Saturn's moons: What a difference a decade makes

Dec 11, 2014

Almost immediately after NASA's twin Voyager spacecraft made their brief visits to Saturn in the early 1980s, scientists were hungry for more. The Voyagers had offered them only a brief glimpse of a family ...

How was the Earth formed?

Dec 10, 2014

Just how did the Earth—our home and the place where life as we know it evolved—come to be created in the first place? In some fiery furnace atop a great mountain? On some divine forge with the hammer ...

Image: Jupiter's bands of bronze

Dec 08, 2014

This Cassini image shows Jupiter from an unusual perspective. If you were to float just beneath the giant planet and look directly up, you would be greeted with this striking sight: red, bronze and white ...

Recommended for you

The top 101 astronomical events to watch for in 2015

Dec 24, 2014

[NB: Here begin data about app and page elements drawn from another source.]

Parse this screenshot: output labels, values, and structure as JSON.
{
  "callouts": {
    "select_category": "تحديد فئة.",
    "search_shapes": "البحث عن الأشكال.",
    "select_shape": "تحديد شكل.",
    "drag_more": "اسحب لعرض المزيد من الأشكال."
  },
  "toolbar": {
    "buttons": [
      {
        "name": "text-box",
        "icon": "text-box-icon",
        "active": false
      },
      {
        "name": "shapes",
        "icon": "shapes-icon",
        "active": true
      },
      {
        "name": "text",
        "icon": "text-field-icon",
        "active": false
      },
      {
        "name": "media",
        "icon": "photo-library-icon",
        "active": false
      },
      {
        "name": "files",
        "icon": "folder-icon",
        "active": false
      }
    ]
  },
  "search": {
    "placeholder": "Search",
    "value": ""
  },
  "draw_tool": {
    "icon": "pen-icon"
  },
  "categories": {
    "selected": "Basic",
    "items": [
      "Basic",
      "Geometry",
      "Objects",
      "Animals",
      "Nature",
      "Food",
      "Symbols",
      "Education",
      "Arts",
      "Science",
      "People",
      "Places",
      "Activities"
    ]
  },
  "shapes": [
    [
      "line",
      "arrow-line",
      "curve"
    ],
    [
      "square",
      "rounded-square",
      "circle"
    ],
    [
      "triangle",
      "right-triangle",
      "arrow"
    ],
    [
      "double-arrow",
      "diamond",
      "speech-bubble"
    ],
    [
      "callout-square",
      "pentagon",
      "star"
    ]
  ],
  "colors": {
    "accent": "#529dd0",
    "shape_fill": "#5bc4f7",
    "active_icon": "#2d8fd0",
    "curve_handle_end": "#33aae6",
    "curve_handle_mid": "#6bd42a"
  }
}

Now in its seventh year of compilation and the second year running on Universe Today, we're proud to feature our list of astronomical happenings for the coming year. Print it, bookmark it, hang it on your ...

NASA image: Frosty slopes on Mars

Dec 24, 2014

This image of an area on the surface of Mars, approximately 1.5 by 3 kilometers in size, shows frosted gullies on a south-facing slope within a crater.

User comments : 0

Please sign in to add a comment. Registration is free, and takes less than a minute. Read more

Click here to reset your password.
Sign in to get notified via email when new comments are made.